TASK OBJECTIVE: Each line of the entries below that includes "this" belongs in your answer.

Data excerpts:
┄┄┄┄┄┄┄┄┄┄

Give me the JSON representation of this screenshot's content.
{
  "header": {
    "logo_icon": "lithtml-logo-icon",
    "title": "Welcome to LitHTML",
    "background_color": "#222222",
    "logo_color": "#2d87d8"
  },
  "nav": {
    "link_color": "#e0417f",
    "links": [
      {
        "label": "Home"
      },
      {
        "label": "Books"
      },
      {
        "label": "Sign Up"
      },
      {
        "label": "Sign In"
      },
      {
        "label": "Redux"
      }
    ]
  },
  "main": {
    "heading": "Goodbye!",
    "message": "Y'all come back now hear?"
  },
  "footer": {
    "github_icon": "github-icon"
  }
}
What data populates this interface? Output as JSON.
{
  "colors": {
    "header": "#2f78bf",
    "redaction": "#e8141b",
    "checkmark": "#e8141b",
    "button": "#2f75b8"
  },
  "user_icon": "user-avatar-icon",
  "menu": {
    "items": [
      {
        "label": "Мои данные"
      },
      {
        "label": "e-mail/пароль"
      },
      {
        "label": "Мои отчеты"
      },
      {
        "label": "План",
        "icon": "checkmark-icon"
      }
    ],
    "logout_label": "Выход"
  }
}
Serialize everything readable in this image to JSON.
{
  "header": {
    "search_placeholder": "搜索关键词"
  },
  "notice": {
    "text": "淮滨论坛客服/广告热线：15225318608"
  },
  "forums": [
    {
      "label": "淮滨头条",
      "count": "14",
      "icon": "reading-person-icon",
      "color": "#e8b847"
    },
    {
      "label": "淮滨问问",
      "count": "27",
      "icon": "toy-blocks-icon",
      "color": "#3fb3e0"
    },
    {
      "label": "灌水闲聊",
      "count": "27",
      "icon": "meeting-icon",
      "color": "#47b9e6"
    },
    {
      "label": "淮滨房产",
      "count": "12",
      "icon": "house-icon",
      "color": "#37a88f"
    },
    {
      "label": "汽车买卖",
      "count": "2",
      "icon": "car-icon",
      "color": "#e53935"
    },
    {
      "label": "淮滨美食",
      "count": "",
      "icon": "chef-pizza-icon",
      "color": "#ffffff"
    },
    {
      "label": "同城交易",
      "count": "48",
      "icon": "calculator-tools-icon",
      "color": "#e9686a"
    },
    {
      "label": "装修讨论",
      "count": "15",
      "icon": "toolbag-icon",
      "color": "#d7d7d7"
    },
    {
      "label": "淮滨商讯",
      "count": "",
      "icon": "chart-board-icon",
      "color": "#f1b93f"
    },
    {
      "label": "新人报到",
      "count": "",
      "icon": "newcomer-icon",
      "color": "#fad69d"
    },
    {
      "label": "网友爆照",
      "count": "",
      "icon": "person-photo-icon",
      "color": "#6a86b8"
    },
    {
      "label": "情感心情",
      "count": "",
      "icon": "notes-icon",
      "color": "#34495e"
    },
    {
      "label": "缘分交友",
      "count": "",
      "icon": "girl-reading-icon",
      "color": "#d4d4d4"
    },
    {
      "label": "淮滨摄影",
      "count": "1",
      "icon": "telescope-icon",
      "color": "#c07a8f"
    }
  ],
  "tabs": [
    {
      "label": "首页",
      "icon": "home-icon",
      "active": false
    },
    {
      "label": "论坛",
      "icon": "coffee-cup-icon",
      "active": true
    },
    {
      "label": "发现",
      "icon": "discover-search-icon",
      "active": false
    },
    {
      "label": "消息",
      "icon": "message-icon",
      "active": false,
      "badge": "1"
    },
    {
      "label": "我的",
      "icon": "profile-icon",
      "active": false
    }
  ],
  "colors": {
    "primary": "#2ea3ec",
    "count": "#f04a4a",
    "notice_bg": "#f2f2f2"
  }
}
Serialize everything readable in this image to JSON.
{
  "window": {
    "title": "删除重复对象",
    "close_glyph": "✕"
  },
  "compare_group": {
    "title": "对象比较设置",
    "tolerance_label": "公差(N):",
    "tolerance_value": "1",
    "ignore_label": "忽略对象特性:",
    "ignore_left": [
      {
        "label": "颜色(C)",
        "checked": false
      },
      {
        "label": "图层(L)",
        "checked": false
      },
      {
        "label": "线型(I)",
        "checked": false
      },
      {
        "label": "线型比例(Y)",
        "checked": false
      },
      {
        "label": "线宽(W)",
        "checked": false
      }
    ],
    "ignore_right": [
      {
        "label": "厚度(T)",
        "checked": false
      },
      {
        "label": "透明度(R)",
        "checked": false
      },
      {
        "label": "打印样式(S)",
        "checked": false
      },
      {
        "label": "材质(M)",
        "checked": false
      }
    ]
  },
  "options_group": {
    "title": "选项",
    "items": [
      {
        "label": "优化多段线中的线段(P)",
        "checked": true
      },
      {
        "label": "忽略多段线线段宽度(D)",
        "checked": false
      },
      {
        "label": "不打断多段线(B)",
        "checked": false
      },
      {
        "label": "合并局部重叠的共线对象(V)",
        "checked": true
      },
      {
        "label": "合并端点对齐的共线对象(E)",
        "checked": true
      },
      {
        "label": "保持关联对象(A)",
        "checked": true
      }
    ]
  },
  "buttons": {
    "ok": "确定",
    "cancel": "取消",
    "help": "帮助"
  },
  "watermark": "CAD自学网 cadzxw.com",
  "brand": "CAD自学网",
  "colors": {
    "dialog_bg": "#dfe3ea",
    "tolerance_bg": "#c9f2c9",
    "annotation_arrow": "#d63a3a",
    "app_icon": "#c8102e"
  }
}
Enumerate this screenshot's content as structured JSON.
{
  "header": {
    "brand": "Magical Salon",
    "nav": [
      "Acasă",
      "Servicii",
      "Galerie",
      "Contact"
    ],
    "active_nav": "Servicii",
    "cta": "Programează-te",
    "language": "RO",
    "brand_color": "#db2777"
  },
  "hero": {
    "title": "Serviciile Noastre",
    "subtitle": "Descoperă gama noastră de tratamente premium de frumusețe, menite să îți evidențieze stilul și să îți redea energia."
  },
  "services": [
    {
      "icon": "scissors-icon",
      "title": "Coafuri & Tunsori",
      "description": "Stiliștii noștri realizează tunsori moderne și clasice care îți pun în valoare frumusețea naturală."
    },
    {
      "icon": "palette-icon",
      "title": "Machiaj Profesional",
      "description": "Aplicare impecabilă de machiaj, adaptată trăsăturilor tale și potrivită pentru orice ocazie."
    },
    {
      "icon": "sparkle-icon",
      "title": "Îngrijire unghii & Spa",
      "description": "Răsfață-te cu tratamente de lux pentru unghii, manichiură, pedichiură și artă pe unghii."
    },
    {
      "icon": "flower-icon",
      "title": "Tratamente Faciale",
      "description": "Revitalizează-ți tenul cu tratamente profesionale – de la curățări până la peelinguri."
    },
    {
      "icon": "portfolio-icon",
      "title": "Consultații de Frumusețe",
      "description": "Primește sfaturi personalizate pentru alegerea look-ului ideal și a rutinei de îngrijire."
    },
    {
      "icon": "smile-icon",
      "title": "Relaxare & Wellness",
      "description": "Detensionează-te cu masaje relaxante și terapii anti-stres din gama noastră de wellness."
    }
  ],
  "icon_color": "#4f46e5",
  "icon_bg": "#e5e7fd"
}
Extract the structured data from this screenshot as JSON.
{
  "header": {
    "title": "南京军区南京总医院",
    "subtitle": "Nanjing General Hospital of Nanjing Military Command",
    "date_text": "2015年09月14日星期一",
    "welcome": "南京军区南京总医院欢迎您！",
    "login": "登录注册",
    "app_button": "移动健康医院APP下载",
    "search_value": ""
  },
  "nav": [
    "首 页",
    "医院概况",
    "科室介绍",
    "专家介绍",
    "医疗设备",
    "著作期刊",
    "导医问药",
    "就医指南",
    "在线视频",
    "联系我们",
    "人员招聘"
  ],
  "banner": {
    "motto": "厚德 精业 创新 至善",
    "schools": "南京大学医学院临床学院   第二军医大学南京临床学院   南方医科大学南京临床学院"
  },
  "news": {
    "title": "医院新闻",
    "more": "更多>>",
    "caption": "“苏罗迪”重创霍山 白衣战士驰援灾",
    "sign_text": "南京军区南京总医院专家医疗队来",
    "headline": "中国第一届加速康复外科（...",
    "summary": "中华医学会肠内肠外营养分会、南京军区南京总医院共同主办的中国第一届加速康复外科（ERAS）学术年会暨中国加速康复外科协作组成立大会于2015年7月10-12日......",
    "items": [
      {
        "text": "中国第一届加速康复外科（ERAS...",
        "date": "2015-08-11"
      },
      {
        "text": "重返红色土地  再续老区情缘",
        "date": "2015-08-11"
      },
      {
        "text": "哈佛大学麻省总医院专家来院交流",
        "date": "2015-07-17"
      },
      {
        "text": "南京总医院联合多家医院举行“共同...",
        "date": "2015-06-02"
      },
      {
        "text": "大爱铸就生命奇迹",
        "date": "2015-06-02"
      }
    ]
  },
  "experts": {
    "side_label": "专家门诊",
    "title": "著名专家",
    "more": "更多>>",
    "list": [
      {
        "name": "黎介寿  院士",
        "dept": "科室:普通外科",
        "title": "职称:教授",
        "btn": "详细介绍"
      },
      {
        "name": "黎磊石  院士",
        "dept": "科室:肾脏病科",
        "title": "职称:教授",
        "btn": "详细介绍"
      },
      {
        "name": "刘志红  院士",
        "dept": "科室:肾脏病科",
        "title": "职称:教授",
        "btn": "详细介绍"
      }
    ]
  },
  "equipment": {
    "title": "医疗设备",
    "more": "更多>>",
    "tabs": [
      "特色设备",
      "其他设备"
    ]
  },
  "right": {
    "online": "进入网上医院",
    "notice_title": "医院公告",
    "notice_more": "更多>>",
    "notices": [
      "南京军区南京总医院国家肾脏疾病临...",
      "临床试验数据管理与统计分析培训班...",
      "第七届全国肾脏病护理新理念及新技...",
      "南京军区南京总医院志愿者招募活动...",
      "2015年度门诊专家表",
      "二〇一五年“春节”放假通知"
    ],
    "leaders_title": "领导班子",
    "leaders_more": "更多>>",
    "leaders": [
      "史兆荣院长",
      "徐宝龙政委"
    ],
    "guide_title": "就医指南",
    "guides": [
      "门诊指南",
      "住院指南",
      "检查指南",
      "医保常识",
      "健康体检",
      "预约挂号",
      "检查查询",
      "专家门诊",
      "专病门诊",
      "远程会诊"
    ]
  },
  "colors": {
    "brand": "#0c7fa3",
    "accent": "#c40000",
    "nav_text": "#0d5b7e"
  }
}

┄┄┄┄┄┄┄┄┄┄

RESPONSE TO THE TASK:
Give me the JSON representation of this screenshot's content.
What data populates this interface? Output as JSON.
Serialize everything readable in this image to JSON.
Serialize everything readable in this image to JSON.
Enumerate this screenshot's content as structured JSON.
Extract the structured data from this screenshot as JSON.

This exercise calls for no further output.